Making Chinese tea eggs from “Appetite for China”

I decided to take part in a Chinese New Year virtual potluck and giveaway at Appetite for China. Participants will receive a copy of Diana’s cookbook, “The Chinese Takeout Cookbook,” and be entered to win a couple of prizes. I jumped at the opportunity to try another one of Diana’s recipes (I really like her Siracha garlic wings recipe) and am looking forward to checking out her cookbook! Many thanks to Diana for hosting this great virtual event and giveaway.

There were seven recipes from “The Chinese Takeout Cookbook” to choose from and I gave the Chinese tea eggs a try. 茶葉蛋 (or tea leaf eggs) were a major part of my childhood in Taiwan. I remember buying them at school for a snack. The smell reminds me of 7-11, where tea leaf eggs are always simmering. It is also a dish I have not been able to recreate at home, which isn’t good when I have a craving for it.

egg1One of the unique characteristics of tea leaf egg is the marbling pattern on the egg. This is created by cracking hard boiled eggs before simmering the eggs in the tea mixture. I think the first few eggs I cracked probably had more egg shell separate than I wanted, but I think I got the hang of it.

The only black tea I had on hand was Earl Grey tea. I suppose it was an appropriate choice since I left out the dried mandarin peel because I didn’t have any. Earl Grey tea is flavored with bergamont orange to imitate Chinese tea, so I guess it helped create the right flavor to the tea mixture. I did add black peppercorn. Since I cooked more eggs than called for in the recipe, I increased the amount of ingredients for the tea mixture.

egg2After about an hour of simmering, the kitchen started to smell exactly like how I remember tea leaf eggs smelling.
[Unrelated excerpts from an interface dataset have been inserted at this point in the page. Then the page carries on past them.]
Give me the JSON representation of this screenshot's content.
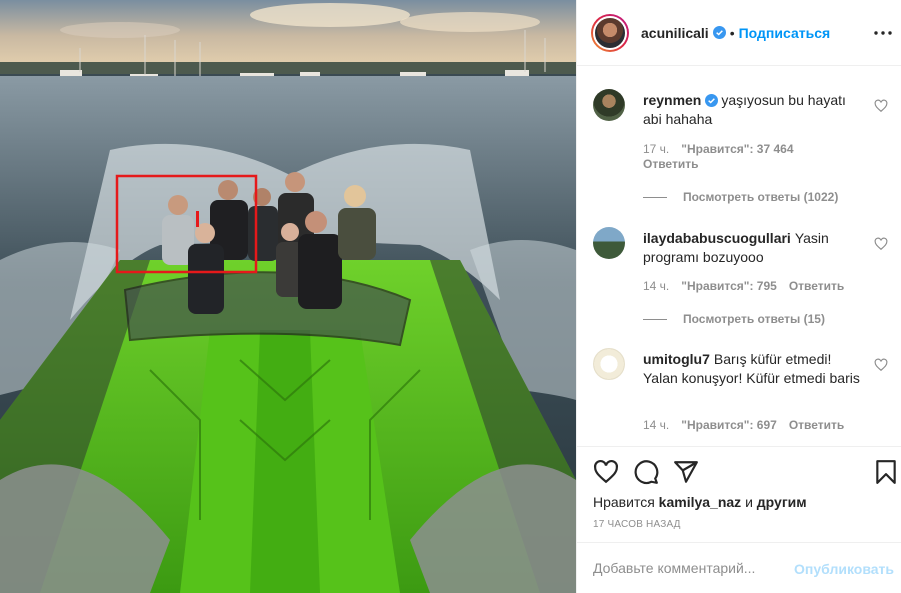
{
  "post": {
    "author": "acunilicali",
    "follow_label": "Подписаться",
    "separator": "•"
  },
  "comments": [
    {
      "user": "reynmen",
      "verified": true,
      "text": "yaşıyosun bu hayatı abi hahaha",
      "time": "17 ч.",
      "likes": "\"Нравится\": 37 464",
      "reply": "Ответить",
      "view_replies": "Посмотреть ответы (1022)"
    },
    {
      "user": "ilaydababuscuogullari",
      "verified": false,
      "text": "Yasin programı bozuyooo",
      "time": "14 ч.",
      "likes": "\"Нравится\": 795",
      "reply": "Ответить",
      "view_replies": "Посмотреть ответы (15)"
    },
    {
      "user": "umitoglu7",
      "verified": false,
      "text": "Barış küfür etmedi! Yalan konuşyor! Küfür etmedi baris",
      "time": "14 ч.",
      "likes": "\"Нравится\": 697",
      "reply": "Ответить"
    }
  ],
  "footer": {
    "likes_prefix": "Нравится",
    "liked_by": "kamilya_naz",
    "likes_and": "и",
    "likes_others": "другим",
    "timestamp": "17 часов назад",
    "comment_placeholder": "Добавьте комментарий...",
    "publish_label": "Опубликовать"
  },
  "icons": {
    "header": [
      "verified-badge-icon",
      "more-options-icon"
    ],
    "actions": [
      "heart-icon",
      "comment-icon",
      "share-icon",
      "bookmark-icon"
    ]
  },
  "colors": {
    "accent": "#0095f6",
    "publish_disabled": "#b2dffc",
    "muted": "#8e8e8e",
    "text": "#262626",
    "highlight_box": "#e5191b"
  }
}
The ingredients produced just the right balance of sweet and savory. I almost felt like I did not even need to eat the eggs, the ability to recreate the smell alone was a success.
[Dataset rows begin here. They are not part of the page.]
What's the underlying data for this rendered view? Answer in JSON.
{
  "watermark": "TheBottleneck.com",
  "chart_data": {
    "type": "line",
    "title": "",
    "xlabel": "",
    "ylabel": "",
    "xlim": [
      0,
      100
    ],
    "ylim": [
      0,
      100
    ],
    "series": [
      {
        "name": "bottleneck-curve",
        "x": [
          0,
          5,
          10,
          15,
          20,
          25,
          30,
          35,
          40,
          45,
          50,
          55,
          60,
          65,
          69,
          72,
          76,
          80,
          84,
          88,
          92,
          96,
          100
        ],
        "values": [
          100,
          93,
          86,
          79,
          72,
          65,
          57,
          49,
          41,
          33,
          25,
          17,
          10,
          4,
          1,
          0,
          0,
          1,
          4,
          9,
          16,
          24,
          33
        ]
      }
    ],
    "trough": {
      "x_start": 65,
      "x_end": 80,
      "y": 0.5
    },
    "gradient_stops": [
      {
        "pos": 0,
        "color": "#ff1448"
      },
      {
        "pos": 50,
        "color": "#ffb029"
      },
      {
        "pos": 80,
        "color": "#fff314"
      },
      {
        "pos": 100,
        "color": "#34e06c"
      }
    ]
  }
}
I let the eggs simmer for a total of two hours before taking a few out for a try. The marbling pattern already formed on the surface, but the flavor was pretty light. The ends of the egg did not look as good as the sides. I’ll probably need to work on my egg cracking technique!

egg3I left the rest of the eggs in the pot (with the stove off) to soak up some more of the tea mixture. The marbling became more intense, and I could taste the tea mixture in the egg white. Yum! I also had an egg with some noodles. I’m so glad I tried the recipe and now I can make tea leaf eggs whenever I have a craving. It’s such a delicious snack!

I’m so glad Diana shared her recipe for tea eggs. I encourage you to check out Appetite for China and “The Chinese Takeout Cookbook” for this and other great recipes. The virtual potluck and giveaway ends on February 24, 2013.